- _Problem requirements_
The number of lines in the records that include "JSON" is all you should give.

Start of Data shown

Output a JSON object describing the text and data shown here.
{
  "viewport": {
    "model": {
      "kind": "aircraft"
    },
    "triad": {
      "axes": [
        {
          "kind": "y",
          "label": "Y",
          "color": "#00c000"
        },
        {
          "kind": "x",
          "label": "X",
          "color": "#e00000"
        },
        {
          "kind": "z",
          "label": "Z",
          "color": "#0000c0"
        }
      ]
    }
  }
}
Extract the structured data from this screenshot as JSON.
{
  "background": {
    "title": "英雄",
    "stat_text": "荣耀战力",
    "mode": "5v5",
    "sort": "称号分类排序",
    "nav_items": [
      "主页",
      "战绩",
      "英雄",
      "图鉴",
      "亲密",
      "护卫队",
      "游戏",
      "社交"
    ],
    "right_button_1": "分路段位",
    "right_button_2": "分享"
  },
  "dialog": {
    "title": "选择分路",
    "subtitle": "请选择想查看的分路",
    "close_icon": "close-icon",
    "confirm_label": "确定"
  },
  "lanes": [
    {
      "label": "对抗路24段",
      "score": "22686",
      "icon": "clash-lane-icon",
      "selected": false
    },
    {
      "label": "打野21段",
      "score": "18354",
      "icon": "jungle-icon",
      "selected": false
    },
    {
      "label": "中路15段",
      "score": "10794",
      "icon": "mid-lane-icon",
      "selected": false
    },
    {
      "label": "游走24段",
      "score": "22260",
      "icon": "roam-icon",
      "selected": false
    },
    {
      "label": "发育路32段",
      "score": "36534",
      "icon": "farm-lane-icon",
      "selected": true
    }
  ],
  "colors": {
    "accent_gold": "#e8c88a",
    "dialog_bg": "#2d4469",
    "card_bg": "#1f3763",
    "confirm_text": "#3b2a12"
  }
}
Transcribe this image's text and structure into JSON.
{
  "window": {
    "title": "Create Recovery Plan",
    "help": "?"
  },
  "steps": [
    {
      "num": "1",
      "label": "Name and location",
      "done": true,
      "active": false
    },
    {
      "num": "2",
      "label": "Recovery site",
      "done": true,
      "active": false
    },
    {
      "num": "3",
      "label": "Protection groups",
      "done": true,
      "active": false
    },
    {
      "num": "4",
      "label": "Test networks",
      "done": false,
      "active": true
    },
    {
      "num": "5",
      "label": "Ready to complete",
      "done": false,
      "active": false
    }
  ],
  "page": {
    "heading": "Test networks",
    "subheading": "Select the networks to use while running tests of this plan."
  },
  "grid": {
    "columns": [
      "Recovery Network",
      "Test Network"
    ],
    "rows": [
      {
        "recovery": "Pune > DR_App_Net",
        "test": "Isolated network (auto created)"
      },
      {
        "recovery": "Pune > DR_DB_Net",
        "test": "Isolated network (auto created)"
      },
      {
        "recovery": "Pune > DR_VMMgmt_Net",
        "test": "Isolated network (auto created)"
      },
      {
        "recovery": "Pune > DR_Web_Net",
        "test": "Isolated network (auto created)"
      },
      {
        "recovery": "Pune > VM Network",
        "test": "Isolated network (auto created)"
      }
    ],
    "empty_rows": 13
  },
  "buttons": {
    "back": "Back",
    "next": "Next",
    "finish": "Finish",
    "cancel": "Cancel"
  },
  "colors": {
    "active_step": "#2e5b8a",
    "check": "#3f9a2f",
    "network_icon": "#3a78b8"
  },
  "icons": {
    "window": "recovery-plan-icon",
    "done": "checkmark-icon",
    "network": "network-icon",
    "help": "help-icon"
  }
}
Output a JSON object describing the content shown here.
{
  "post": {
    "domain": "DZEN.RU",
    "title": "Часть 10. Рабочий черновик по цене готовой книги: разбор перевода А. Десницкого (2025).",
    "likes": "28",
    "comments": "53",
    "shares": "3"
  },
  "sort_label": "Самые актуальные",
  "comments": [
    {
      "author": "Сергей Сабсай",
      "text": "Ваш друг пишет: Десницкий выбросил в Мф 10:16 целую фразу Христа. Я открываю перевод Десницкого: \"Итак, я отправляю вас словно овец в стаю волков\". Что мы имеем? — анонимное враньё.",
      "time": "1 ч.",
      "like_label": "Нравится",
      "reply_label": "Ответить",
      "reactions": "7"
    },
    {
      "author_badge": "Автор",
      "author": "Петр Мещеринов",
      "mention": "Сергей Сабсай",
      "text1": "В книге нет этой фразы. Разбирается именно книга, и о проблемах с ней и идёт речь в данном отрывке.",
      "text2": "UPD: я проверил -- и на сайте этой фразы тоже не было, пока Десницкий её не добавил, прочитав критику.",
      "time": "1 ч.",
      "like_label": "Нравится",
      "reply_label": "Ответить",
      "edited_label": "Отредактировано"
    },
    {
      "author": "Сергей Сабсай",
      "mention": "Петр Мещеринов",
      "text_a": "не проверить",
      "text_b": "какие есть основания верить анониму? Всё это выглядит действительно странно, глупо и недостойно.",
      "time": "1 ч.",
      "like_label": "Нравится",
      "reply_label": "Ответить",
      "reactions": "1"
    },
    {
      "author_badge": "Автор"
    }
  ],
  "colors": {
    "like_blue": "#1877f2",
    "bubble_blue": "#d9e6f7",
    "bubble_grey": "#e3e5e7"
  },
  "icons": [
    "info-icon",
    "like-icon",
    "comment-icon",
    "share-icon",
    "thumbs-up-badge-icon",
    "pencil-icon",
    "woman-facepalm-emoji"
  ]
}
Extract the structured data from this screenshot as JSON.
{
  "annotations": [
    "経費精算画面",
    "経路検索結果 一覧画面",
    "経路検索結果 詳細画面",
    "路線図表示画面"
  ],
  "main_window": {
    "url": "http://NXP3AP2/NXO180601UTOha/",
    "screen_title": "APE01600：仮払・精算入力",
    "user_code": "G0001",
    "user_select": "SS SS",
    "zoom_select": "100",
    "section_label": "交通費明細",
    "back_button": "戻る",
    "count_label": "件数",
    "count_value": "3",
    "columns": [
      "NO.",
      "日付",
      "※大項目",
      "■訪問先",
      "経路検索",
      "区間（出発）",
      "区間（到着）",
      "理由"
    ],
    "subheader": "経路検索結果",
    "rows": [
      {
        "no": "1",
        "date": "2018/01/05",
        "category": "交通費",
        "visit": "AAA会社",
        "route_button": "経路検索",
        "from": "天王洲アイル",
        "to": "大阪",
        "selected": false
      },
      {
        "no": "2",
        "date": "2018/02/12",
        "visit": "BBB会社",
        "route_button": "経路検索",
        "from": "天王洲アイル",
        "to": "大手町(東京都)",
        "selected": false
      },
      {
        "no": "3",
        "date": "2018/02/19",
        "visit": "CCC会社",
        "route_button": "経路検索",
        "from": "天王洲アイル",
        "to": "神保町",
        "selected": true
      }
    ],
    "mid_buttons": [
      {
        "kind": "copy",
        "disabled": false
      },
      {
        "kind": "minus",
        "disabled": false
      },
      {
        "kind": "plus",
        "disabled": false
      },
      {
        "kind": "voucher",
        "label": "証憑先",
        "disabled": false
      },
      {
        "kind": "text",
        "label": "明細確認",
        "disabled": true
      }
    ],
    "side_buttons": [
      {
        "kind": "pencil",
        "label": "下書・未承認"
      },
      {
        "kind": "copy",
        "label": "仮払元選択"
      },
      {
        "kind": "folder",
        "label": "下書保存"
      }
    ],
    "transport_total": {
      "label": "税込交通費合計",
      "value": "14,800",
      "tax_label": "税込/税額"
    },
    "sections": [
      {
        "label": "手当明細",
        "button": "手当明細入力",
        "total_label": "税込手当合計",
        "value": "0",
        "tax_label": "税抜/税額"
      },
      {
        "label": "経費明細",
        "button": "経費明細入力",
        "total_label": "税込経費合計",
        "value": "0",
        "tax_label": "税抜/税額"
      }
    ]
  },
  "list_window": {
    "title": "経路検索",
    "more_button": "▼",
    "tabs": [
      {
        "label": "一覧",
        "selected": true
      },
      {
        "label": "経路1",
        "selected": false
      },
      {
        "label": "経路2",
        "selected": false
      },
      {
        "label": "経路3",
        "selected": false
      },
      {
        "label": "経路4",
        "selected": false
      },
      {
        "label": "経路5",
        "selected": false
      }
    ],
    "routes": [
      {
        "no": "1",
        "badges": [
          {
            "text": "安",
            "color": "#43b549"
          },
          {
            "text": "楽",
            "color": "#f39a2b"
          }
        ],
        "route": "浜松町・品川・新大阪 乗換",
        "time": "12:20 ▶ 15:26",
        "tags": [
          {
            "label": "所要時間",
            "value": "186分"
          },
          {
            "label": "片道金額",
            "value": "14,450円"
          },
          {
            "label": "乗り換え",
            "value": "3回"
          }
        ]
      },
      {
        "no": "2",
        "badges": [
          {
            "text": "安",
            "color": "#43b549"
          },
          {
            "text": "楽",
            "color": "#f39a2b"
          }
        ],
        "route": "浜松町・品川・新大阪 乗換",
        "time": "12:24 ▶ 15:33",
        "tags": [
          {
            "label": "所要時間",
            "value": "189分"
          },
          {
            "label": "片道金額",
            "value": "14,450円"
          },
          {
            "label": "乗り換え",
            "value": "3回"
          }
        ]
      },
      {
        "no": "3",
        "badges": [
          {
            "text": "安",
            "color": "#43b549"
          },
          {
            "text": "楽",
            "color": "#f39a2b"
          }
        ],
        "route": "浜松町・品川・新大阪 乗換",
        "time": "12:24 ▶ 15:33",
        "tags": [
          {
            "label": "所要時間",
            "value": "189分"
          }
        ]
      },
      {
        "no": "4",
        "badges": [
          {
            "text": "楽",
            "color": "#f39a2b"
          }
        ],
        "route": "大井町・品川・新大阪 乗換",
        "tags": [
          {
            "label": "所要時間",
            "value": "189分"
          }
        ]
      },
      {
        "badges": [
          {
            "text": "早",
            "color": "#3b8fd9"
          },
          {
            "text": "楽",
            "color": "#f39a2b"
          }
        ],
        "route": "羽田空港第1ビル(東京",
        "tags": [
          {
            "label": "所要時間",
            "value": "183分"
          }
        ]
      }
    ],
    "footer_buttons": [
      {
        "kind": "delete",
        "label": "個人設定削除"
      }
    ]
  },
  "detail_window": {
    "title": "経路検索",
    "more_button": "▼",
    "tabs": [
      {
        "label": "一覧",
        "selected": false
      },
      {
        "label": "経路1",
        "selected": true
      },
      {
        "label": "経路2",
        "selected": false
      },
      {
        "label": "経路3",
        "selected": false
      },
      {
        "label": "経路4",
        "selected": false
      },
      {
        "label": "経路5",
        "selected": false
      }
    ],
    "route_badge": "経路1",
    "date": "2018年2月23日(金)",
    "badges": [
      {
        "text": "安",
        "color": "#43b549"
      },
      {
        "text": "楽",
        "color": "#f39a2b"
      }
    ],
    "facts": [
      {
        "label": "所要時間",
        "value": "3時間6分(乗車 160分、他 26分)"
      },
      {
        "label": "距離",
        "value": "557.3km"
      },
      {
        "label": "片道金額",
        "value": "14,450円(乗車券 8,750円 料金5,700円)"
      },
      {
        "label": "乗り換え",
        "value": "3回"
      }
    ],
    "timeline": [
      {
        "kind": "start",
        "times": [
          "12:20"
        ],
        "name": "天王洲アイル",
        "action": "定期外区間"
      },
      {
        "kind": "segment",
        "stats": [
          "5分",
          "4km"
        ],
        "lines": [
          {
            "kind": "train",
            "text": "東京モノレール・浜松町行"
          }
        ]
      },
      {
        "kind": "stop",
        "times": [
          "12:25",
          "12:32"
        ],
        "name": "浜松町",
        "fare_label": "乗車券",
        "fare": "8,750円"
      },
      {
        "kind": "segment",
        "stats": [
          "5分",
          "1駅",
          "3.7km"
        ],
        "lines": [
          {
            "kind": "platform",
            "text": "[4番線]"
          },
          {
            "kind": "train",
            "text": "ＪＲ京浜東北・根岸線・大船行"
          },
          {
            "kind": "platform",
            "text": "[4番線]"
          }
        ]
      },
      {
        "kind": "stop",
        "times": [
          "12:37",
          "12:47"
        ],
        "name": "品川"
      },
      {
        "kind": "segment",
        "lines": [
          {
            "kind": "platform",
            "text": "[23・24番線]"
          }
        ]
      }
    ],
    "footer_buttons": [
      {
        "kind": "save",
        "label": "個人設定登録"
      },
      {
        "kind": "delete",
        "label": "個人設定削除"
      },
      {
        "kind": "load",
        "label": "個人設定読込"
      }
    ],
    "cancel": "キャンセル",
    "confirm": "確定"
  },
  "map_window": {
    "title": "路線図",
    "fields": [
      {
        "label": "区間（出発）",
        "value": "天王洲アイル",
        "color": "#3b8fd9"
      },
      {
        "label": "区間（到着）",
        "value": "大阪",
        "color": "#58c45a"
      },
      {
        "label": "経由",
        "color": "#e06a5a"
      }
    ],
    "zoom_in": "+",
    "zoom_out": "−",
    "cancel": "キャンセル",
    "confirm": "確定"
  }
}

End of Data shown

- _Written solution_
5